--- Task material Enclosed Below ---
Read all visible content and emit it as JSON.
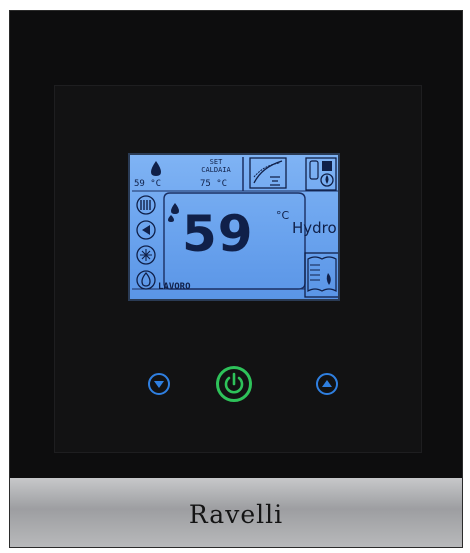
{
  "lcd": {
    "water_temp": "59 °C",
    "set_label_line1": "SET",
    "set_label_line2": "CALDAIA",
    "set_temp": "75 °C",
    "main_temp": "59",
    "main_unit": "°C",
    "mode_text": "Hydro",
    "status_text": "LAVORO"
  },
  "buttons": {
    "down": "down-arrow",
    "power": "power",
    "up": "up-arrow"
  },
  "brand": "Ravelli",
  "colors": {
    "lcd_background": "#6aa3ee",
    "lcd_text": "#102049",
    "power_button": "#2ec25a",
    "arrow_buttons": "#2f7fe0",
    "device_body": "#0d0d0e",
    "brand_strip": "#b0b1b3"
  }
}
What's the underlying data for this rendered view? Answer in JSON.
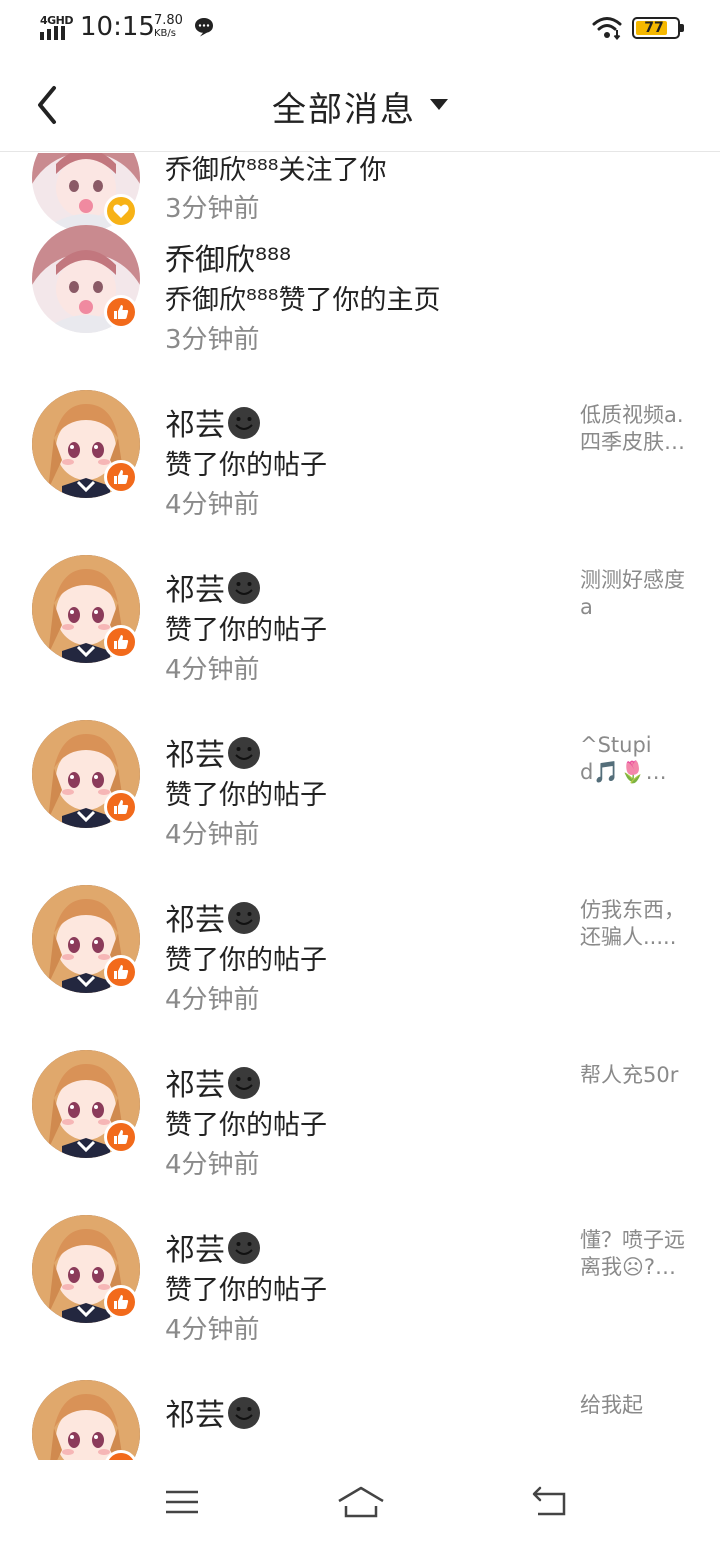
{
  "status_bar": {
    "network": "4GHD",
    "time": "10:15",
    "speed_value": "7.80",
    "speed_unit": "KB/s",
    "battery": "77",
    "battery_color": "#f5b800"
  },
  "header": {
    "title": "全部消息"
  },
  "colors": {
    "like_badge": "#f26a1b",
    "follow_badge": "#f7b216",
    "secondary_text": "#8a8a8a"
  },
  "messages": [
    {
      "name": "",
      "desc": "乔御欣⁸⁸⁸关注了你",
      "time": "3分钟前",
      "preview": "",
      "badge": "heart-icon",
      "avatar": "pink"
    },
    {
      "name": "乔御欣⁸⁸⁸",
      "desc": "乔御欣⁸⁸⁸赞了你的主页",
      "time": "3分钟前",
      "preview": "",
      "badge": "thumbs-up-icon",
      "avatar": "pink"
    },
    {
      "name": "祁芸",
      "desc": "赞了你的帖子",
      "time": "4分钟前",
      "preview": "低质视频a.四季皮肤…",
      "badge": "thumbs-up-icon",
      "avatar": "blonde"
    },
    {
      "name": "祁芸",
      "desc": "赞了你的帖子",
      "time": "4分钟前",
      "preview": "测测好感度a",
      "badge": "thumbs-up-icon",
      "avatar": "blonde"
    },
    {
      "name": "祁芸",
      "desc": "赞了你的帖子",
      "time": "4分钟前",
      "preview": "^Stupid🎵🌷…",
      "badge": "thumbs-up-icon",
      "avatar": "blonde"
    },
    {
      "name": "祁芸",
      "desc": "赞了你的帖子",
      "time": "4分钟前",
      "preview": "仿我东西，还骗人.....",
      "badge": "thumbs-up-icon",
      "avatar": "blonde"
    },
    {
      "name": "祁芸",
      "desc": "赞了你的帖子",
      "time": "4分钟前",
      "preview": "帮人充50r",
      "badge": "thumbs-up-icon",
      "avatar": "blonde"
    },
    {
      "name": "祁芸",
      "desc": "赞了你的帖子",
      "time": "4分钟前",
      "preview": "懂？喷子远离我☹?…",
      "badge": "thumbs-up-icon",
      "avatar": "blonde"
    },
    {
      "name": "祁芸",
      "desc": "",
      "time": "",
      "preview": "给我起",
      "badge": "thumbs-up-icon",
      "avatar": "blonde"
    }
  ]
}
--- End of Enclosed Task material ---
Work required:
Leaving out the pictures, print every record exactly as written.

Your solution:
Read all visible content and emit it as JSON.
{
  "lcd": {
    "water_temp": "59 °C",
    "set_label_line1": "SET",
    "set_label_line2": "CALDAIA",
    "set_temp": "75 °C",
    "main_temp": "59",
    "main_unit": "°C",
    "mode_text": "Hydro",
    "status_text": "LAVORO"
  },
  "buttons": {
    "down": "down-arrow",
    "power": "power",
    "up": "up-arrow"
  },
  "brand": "Ravelli",
  "colors": {
    "lcd_background": "#6aa3ee",
    "lcd_text": "#102049",
    "power_button": "#2ec25a",
    "arrow_buttons": "#2f7fe0",
    "device_body": "#0d0d0e",
    "brand_strip": "#b0b1b3"
  }
}
What's the underlying data for this rendered view? Answer in JSON.
{
  "status_bar": {
    "network": "4GHD",
    "time": "10:15",
    "speed_value": "7.80",
    "speed_unit": "KB/s",
    "battery": "77",
    "battery_color": "#f5b800"
  },
  "header": {
    "title": "全部消息"
  },
  "colors": {
    "like_badge": "#f26a1b",
    "follow_badge": "#f7b216",
    "secondary_text": "#8a8a8a"
  },
  "messages": [
    {
      "name": "",
      "desc": "乔御欣⁸⁸⁸关注了你",
      "time": "3分钟前",
      "preview": "",
      "badge": "heart-icon",
      "avatar": "pink"
    },
    {
      "name": "乔御欣⁸⁸⁸",
      "desc": "乔御欣⁸⁸⁸赞了你的主页",
      "time": "3分钟前",
      "preview": "",
      "badge": "thumbs-up-icon",
      "avatar": "pink"
    },
    {
      "name": "祁芸",
      "desc": "赞了你的帖子",
      "time": "4分钟前",
      "preview": "低质视频a.四季皮肤…",
      "badge": "thumbs-up-icon",
      "avatar": "blonde"
    },
    {
      "name": "祁芸",
      "desc": "赞了你的帖子",
      "time": "4分钟前",
      "preview": "测测好感度a",
      "badge": "thumbs-up-icon",
      "avatar": "blonde"
    },
    {
      "name": "祁芸",
      "desc": "赞了你的帖子",
      "time": "4分钟前",
      "preview": "^Stupid🎵🌷…",
      "badge": "thumbs-up-icon",
      "avatar": "blonde"
    },
    {
      "name": "祁芸",
      "desc": "赞了你的帖子",
      "time": "4分钟前",
      "preview": "仿我东西，还骗人.....",
      "badge": "thumbs-up-icon",
      "avatar": "blonde"
    },
    {
      "name": "祁芸",
      "desc": "赞了你的帖子",
      "time": "4分钟前",
      "preview": "帮人充50r",
      "badge": "thumbs-up-icon",
      "avatar": "blonde"
    },
    {
      "name": "祁芸",
      "desc": "赞了你的帖子",
      "time": "4分钟前",
      "preview": "懂？喷子远离我☹?…",
      "badge": "thumbs-up-icon",
      "avatar": "blonde"
    },
    {
      "name": "祁芸",
      "desc": "",
      "time": "",
      "preview": "给我起",
      "badge": "thumbs-up-icon",
      "avatar": "blonde"
    }
  ]
}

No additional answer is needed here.